Make sure of the following if it has a detachable magazine:I thought as long as your rifle didn't have a magazine capacity of more than 10 rounds you were all set.
I'm not up to date with their gun laws completely, but at least they aren't as bad as Illinois.
Sounds a bit like what a standard gun licence would get your here (Although bayonet lugs are forbidden on all non-historic rifles)Make sure of the following if it has a detachable magazine:
1) There are no evil features. This includes flash hiders, pistol grips, adjustable telescoping/folding stocks, forward pistol grips or grenade launchers. Muzzle breaks and bayonet lugs are fine.
2) The magazines hold 10 rounds or less.
There might be something I am forgetting but I think that is it. M1As are sold all over here.
I know man, the pressure alone is enough to make a guy screw up!Floyd said:Were I on defense, I'd be praying that the ball not be hit my way. I'd hate to be the one to error.
From the way I've understood what autism is, I never really saw why it was classified as a disability. Everyone I've ever met with autism could do amazing things, things other people without autism couldn't. And as for the social aspect, I've met people with worse social abilities than those with autism. I'm just no expert on the subject and don't really understand why autism exists as a disability. If someone could explain this to me I'd appreciate it.This week I went to a unemployment center that will help me find a job somehow, I was in a group of other people with a "disability" employment wise (like a bad back, epilepsy or in my case mild autism, nothing severe) Today was the last day of group talk, we're going to get individual accompaniment from now on. For the last day the group mentor asked us to name all the positive things from eachother and some hints to improve (employment and perhaps on a personal level too).

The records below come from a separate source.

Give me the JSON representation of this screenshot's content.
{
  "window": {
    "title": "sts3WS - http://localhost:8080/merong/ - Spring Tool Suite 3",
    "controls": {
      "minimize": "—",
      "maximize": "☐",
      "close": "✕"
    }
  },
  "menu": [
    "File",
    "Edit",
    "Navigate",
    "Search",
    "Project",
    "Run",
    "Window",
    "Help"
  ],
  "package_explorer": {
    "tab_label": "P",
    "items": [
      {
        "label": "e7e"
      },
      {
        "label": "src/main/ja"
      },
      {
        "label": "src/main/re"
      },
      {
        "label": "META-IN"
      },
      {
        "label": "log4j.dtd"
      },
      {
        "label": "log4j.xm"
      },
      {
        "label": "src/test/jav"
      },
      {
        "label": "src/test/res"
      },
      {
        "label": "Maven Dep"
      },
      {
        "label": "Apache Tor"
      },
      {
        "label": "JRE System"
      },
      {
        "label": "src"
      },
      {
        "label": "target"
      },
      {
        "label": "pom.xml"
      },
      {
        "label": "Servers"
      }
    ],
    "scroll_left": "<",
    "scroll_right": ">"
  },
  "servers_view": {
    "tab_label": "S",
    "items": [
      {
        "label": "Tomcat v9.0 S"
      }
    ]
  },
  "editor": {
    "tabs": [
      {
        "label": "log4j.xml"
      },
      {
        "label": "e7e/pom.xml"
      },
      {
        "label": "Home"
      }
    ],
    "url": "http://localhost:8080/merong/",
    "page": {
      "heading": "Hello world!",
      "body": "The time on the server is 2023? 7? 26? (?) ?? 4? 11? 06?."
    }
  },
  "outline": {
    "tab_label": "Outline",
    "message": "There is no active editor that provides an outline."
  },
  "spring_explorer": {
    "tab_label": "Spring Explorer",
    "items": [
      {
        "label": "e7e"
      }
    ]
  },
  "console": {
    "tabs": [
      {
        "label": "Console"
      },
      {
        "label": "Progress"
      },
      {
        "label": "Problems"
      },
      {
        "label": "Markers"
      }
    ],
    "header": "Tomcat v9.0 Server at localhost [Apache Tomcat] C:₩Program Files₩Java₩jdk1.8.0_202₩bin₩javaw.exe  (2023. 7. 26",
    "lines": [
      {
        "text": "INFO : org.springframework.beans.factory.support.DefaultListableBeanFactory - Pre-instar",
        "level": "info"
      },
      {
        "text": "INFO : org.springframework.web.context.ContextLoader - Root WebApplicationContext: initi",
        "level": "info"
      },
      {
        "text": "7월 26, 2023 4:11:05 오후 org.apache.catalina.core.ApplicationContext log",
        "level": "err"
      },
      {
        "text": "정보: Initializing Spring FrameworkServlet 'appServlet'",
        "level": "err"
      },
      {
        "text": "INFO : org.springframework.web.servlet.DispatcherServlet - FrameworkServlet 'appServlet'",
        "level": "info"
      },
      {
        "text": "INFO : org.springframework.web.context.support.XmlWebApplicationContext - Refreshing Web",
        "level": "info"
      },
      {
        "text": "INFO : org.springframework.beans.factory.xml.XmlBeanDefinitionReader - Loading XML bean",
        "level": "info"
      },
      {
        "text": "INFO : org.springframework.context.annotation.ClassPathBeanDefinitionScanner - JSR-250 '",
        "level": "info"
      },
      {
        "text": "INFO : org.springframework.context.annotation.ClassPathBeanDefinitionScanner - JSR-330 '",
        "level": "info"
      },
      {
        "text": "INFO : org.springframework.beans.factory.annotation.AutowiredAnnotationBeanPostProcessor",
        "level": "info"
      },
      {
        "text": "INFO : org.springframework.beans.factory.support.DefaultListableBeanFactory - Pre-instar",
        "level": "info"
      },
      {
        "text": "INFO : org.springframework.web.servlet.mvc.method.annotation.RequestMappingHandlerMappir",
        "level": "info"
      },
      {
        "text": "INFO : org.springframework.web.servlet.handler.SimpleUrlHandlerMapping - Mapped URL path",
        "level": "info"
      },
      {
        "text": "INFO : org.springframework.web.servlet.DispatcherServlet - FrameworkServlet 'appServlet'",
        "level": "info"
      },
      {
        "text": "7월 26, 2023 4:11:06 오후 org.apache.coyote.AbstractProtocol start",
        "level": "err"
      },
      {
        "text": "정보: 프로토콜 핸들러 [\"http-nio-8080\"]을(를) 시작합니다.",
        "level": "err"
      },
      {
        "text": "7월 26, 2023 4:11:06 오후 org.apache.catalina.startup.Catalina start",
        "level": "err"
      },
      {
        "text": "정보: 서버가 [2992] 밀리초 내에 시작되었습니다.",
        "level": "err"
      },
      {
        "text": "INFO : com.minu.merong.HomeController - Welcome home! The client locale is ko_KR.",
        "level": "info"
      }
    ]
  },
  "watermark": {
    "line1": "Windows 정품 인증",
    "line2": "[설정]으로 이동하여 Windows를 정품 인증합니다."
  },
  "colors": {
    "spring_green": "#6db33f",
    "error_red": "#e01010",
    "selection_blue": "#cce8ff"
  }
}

Everyone in my group was great company, all very social and friendly people who just happend to have bagage that stops people from employing them. We all gave eachother some hints like "be more positive" or "don't overthink everything".
When it was my turn it started good with my positive things: friendly, social, helpful, wellmannered, just a nice person. The best part was when they had to give me hints how to improve myself. No one could give me one, not even the mentor, apperently I'm perfect the way I am, for an autistic person I'm pretty social, I look into people's eyes, I laugh, I participate in conversations and I don't make a big deal out of my "disability".
That certainly made my day.